#2+ tunas have high fat content but are a bit leaner and less tender than #1 tunas. They’re slightly less shiny and do not possess the transparent red color of the higher-ranking tunas. Still, these fish are also suitable for raw eating.
#2 and #3 tunas are more opaque than red and only contain minimal fat, thus resulting in a firm texture. They aren’t the best suit for raw consumption but still make for delicious grilled dishes.
Fresh Vs. Preserved Tuna – Which One To Choose?
In addition to the many varieties of tuna, you also need to make a decision between fresh and preserved tuna. While everyone loves to enjoy their fish as fresh as possible, it’s not always possible to do so, especially with a big fish like tuna.
If you live near a fish market, where there’s an abundant source of freshly caught tunas coming in and out every day, then, by all means, opt for fresh tunas. Alternatively, you can also buy frozen raw tuna in supermarkets and retailers.
However, preserved tuna is also not a bad choice, especially if you don’t want to deal with the hassle of storing fresh tuna. There are various preserving methods such as smoking, brining, and covering in olive oil.
Level Up Your Meal With These Tuna Recipes!
Now that you’ve learned about the most popular tuna types, I bet that you can’t wait to prepare some simple and quick dishes with this seafood! Well, no more beating around the bush. Let’s get cooking!

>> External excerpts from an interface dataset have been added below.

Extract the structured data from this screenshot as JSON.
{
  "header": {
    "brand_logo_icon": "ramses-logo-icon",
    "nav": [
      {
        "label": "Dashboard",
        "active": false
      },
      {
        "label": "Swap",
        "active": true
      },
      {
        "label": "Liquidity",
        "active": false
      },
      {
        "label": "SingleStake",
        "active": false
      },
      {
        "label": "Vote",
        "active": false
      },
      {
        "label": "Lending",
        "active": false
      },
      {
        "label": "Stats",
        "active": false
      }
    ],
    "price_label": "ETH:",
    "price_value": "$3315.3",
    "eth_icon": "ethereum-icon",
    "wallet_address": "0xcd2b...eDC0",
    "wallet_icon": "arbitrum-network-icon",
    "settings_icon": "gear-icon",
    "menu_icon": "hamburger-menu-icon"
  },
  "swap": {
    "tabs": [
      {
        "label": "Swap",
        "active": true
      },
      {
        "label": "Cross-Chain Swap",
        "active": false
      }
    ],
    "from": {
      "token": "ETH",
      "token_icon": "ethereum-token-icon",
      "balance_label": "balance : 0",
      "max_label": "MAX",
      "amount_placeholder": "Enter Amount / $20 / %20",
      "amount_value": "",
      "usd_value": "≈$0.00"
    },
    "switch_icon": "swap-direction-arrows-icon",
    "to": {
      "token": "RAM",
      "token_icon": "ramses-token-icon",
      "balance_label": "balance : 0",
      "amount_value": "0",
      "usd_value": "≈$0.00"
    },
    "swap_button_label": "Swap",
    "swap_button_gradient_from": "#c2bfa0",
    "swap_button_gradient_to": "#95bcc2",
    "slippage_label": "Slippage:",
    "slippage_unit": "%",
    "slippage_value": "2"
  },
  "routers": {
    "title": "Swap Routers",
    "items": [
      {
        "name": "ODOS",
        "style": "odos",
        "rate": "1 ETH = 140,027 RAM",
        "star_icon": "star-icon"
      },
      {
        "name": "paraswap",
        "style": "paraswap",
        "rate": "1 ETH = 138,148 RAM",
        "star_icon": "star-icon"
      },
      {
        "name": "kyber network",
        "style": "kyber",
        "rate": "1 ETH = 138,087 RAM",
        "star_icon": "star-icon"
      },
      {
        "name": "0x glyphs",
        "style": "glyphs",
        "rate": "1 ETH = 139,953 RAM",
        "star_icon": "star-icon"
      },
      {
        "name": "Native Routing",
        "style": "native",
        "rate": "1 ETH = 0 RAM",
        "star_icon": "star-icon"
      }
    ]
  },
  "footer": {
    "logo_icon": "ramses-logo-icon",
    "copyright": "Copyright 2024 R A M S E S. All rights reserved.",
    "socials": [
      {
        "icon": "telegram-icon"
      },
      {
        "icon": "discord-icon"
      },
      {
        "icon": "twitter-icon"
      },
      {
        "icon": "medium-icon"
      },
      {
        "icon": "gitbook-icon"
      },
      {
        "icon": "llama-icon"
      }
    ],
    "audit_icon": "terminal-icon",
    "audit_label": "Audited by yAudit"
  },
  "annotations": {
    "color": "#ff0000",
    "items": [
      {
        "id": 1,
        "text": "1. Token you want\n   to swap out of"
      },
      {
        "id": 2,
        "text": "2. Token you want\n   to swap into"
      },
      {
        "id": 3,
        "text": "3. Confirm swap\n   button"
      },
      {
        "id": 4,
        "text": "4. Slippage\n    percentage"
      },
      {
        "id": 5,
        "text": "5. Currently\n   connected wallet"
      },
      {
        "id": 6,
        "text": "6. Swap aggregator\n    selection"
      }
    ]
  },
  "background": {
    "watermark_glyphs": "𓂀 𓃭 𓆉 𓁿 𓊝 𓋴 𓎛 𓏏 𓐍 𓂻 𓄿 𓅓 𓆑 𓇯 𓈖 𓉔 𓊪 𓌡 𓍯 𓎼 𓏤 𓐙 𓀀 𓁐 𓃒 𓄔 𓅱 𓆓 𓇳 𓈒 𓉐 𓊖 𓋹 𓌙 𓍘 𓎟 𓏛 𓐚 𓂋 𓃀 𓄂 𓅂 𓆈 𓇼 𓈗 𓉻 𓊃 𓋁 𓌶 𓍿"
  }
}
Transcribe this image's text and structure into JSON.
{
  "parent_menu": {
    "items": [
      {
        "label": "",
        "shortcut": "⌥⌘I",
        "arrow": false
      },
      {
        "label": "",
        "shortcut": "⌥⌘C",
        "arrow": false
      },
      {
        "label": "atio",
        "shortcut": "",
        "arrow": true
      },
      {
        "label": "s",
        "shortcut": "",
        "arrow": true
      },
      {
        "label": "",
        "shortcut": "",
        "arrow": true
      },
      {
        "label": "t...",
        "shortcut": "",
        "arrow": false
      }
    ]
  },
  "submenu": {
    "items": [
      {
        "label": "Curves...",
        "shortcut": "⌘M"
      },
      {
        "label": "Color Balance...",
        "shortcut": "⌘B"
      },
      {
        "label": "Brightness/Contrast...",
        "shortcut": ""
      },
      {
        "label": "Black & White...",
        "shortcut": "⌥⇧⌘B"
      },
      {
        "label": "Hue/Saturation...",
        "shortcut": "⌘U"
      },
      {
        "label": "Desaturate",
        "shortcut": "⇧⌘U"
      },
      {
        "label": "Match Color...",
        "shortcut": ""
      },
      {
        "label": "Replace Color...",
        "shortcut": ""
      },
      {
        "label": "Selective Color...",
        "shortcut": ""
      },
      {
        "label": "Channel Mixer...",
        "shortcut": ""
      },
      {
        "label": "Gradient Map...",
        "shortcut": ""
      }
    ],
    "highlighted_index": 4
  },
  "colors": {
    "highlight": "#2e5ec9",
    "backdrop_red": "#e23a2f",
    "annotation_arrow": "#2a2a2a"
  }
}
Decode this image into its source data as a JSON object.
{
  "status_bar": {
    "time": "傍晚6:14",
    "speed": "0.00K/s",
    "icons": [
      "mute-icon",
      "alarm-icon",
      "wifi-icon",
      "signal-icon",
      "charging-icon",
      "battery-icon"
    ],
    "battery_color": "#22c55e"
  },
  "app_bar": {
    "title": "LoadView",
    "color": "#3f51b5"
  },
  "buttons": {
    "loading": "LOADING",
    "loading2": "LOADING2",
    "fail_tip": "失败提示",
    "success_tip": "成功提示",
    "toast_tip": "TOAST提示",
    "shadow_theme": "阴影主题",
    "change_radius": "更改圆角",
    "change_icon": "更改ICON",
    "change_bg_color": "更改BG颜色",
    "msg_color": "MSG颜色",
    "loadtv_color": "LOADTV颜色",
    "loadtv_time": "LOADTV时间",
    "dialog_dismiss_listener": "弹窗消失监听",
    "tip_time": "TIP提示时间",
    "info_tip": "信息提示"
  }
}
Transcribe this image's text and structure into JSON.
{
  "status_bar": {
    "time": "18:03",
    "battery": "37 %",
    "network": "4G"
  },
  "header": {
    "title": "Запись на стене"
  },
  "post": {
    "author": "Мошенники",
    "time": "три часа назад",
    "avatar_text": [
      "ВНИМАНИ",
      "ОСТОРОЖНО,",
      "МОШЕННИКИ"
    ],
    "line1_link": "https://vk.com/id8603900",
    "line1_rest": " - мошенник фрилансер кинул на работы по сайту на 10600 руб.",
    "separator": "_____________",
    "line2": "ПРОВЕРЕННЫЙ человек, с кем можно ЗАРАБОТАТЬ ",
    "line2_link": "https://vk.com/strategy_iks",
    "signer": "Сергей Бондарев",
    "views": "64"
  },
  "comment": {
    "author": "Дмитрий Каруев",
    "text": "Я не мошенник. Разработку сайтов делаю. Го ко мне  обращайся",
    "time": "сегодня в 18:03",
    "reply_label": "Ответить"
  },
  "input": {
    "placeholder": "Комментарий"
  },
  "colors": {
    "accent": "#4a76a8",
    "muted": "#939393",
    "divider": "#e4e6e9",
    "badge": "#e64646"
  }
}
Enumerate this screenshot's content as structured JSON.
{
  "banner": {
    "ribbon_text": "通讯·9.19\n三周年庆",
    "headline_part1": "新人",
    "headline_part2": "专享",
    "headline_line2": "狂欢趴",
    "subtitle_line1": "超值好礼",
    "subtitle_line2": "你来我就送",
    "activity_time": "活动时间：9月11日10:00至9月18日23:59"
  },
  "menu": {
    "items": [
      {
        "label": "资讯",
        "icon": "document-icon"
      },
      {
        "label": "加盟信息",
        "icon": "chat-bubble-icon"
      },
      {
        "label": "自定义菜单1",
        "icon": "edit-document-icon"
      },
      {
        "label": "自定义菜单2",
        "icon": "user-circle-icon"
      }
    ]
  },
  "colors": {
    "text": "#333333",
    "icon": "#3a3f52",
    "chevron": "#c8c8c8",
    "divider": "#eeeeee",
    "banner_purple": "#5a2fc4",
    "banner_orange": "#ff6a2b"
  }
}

Mediterranean tuna salad is a perfect dish for both lunch and dinner. Made with fresh, crunchy vegetables, canned tuna, and olive oil or mayonnaise, this recipe will wow all your family members and guests!
How about some easy-to-make yet flavorsome tuna cakes for your dinner? These patties will take you only about 15 minutes at best, and you can even make and freeze them in advance. If you want to cut down on the oil, simply fry them in an air fryer!
Nothing can beat some good-old pasta when you need a filling meal. Throw in some tuna and an array of herbs and spices, and you have a mouth-watering dish. You can opt for spaghetti, rotini, or any pasta type of your liking.
What’s Your Favorite Pick?
As much as I want to tell you “the best” type of tuna to choose, there’s no clear answer to that question. Depending on your preference and budget, you might find one tastier or more affordable than another.
In the meantime, don’t be afraid to experiment with different types until you find your favorite! Please click the like button and share it with your loved ones if you find this article helpful. You can also tell me your thoughts in the comments, so feel free to write something!
Table of Contents
- A Quick Overview Of Tuna
- 8 Delectable “True Tuna” Species You Don’t Want To Miss
- Don’t Neglect These 8 Other Tuna Species
- Essential Tuna Types For Tuna Steaks And Sushi
- All You Need To Know About Tuna Grading
- Fresh Vs. Preserved Tuna – Which One To Choose?
- Level Up Your Meal With These Tuna Recipes!
- What’s Your Favorite Pick?